Separate sections of the device are designed to accommodate variability in target geometry. Angled sections for horizontal variability are designed to close the ends of the individual units for establishing a desired breaching perimeter on a vertical or horizontal surface. These angled sections would include 90° and 60° sections that allow squares, rectangles, hexagons, and trapezoid shapes for cutting. The number of straight sections that are coupled together allows control of the size of the breached area. Angled sections for vertical variability offer adaptation for structural parts that protrude from the cutting plane. Such protrusions could include horizontal or vertical reinforcing beams on a steel wall. These sections allow the apparatus to wrap over such discontinuities. Again, the straight sections allow adaptation to varying lengths of protruding structural parts.
Another embodiment includes a specially shaped ceramic liner for the device. One embodiment focused on a ceramic liner insert for the nozzle. While in another embodiment the metal body provided the majority of the structural support for the fixture, this embodiment relies on the ceramic material itself for strength and vessel integrity. Some ceramic materials have compressive strength in excess of 10,000 psi. This level of material strength is anticipated to be more than adequate for the anticipated stress levels from the reaction of the energetic materials. Certain ceramic materials can also be cast into various shapes and configurations.

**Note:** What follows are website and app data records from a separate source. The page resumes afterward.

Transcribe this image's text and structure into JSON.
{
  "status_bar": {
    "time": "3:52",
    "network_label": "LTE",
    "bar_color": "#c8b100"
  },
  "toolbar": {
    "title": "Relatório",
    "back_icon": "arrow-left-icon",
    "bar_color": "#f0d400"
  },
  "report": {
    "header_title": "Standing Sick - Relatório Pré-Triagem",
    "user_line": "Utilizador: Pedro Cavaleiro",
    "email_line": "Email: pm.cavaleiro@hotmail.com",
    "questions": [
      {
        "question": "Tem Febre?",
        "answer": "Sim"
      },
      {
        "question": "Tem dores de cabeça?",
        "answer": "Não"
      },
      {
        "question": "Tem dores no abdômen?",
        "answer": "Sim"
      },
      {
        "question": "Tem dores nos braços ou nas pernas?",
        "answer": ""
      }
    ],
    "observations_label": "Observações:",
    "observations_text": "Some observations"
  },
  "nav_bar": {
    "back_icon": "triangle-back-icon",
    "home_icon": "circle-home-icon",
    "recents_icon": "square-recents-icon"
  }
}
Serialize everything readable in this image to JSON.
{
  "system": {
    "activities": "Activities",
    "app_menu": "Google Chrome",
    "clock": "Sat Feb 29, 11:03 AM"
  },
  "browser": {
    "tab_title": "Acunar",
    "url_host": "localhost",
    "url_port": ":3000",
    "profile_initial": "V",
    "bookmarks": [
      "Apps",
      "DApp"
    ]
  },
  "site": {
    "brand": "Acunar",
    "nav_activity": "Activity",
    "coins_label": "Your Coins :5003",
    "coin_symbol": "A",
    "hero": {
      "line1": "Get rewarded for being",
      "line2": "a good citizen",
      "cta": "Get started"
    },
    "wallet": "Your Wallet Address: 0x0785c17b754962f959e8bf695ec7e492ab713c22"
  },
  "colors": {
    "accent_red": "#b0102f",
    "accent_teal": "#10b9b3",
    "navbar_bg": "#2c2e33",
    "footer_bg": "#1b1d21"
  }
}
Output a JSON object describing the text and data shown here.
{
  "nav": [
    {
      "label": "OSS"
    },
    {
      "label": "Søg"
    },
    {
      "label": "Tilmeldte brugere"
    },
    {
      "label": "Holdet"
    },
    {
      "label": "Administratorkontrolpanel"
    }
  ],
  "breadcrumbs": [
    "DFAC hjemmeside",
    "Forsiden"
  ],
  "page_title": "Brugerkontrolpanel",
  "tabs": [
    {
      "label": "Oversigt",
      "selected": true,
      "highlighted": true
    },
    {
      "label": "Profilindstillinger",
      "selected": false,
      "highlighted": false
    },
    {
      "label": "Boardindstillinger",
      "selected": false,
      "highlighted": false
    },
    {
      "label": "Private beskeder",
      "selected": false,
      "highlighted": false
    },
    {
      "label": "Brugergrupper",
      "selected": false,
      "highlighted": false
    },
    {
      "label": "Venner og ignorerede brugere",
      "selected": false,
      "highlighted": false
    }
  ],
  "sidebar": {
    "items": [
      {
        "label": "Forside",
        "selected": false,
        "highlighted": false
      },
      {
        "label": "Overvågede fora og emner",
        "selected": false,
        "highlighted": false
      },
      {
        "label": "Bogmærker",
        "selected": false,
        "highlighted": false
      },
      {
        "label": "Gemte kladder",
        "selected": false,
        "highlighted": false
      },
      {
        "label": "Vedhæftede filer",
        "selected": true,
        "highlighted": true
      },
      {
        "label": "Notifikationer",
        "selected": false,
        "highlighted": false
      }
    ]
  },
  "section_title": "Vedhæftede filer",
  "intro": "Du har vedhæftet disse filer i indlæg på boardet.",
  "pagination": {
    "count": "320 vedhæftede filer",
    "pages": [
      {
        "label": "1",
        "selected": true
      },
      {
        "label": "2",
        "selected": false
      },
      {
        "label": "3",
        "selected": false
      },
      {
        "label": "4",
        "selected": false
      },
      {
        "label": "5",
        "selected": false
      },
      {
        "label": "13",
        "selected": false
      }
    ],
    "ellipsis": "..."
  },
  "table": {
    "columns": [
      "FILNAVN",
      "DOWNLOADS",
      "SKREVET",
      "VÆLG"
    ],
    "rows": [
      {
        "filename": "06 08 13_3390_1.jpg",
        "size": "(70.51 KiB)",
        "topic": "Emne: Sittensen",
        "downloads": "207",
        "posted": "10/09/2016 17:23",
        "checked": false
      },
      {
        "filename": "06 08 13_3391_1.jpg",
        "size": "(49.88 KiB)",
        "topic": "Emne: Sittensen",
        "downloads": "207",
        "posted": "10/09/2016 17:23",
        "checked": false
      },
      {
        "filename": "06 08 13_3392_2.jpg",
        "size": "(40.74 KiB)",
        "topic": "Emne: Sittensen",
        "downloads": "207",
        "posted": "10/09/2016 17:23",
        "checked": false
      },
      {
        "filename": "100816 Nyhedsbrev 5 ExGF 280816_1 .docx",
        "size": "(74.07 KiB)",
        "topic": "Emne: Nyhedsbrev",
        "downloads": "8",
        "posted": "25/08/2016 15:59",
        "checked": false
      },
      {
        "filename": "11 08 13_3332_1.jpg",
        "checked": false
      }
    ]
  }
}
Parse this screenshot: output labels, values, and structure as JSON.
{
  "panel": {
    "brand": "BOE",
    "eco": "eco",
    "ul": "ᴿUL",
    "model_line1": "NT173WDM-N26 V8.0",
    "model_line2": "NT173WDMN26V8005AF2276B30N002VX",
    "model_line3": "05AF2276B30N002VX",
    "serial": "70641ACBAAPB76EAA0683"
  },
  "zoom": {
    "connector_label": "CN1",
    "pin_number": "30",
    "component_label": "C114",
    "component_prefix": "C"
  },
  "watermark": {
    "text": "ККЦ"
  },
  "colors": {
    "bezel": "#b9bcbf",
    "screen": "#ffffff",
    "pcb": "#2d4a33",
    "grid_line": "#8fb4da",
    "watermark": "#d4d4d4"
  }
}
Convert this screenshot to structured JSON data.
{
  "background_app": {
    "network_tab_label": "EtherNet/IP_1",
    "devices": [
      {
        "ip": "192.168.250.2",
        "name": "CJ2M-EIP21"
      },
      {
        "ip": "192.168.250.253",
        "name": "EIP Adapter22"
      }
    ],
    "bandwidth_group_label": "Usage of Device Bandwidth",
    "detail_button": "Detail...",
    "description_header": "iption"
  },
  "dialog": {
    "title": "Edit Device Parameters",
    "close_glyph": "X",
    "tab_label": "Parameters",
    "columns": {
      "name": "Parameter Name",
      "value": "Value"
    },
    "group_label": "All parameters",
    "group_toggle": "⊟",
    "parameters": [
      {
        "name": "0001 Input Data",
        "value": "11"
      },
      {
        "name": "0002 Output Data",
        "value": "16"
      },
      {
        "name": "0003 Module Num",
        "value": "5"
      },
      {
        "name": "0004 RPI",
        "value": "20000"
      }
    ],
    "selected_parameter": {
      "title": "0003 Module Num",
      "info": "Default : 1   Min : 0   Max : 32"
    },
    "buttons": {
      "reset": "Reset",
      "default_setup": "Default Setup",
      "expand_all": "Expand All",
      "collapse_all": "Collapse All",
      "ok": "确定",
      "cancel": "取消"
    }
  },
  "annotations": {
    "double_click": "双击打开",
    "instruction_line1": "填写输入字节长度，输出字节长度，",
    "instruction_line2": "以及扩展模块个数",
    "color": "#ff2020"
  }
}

The ceramic material is typically lighter than the metals used in the linear thermite charge embodiment. This allows a structurally sound fixture without excess unit weight. Casting also allows easy integration of secondary systems into the fixture. These additional systems can include secondary fixtures for anchoring mechanisms, end configurations for connecting to sequential angle and straight segments, and attachment accommodations for initiation systems, etc. Casting eliminates the expensive alternative of machining parts. The castable ceramic material is also much less expensive per unit weight than metal alternatives.
Referring now to
Ultimately, a stamped or extruded thin metal or plastic housing may encase the outer perimeter of the ceramic material. This outer casing provides structural integrity and prevents catastrophic failure in case the unit is dropped and the ceramic cracks. The stamped or extruded skin additionally can serve as an exterior mold for casting the ceramic materials.
Referring now to
Referring now to
In another embodiment, the continuous thermite charge apparatus of
In a yet further embodiment, the first continuous thermite charge apparatus 1310 of
Applications for the invention include linear cut or curvilinear cuts in homogenous and non-homogeneous materials. Typical cutting operations include: Concrete, and reinforced concrete, in a variety of applications (cut into slabs or rubble); break pavement for a variety of access needs including utilities: gas, electric, phone, cable, water, sewer; street applications including bridge decks and other repair/replacement; road beds in large scale—highway with rebar; concrete in any structure (walls, etc.); demolition—of structures, buildings—steel reinforcing (I-beams in concrete); steel bridges, steel hulls (ships for rescue applications and hostile applications); and general concrete removal.
While the forms of the invention herein disclosed constitute presently preferred embodiments, many others are possible. It is not intended herein to mention all of the possible equivalent forms or ramifications of the invention. It is to be understood that the terms used herein are merely descriptive, rather than limiting, and that various changes may be made without departing from the spirit of the scope of the invention.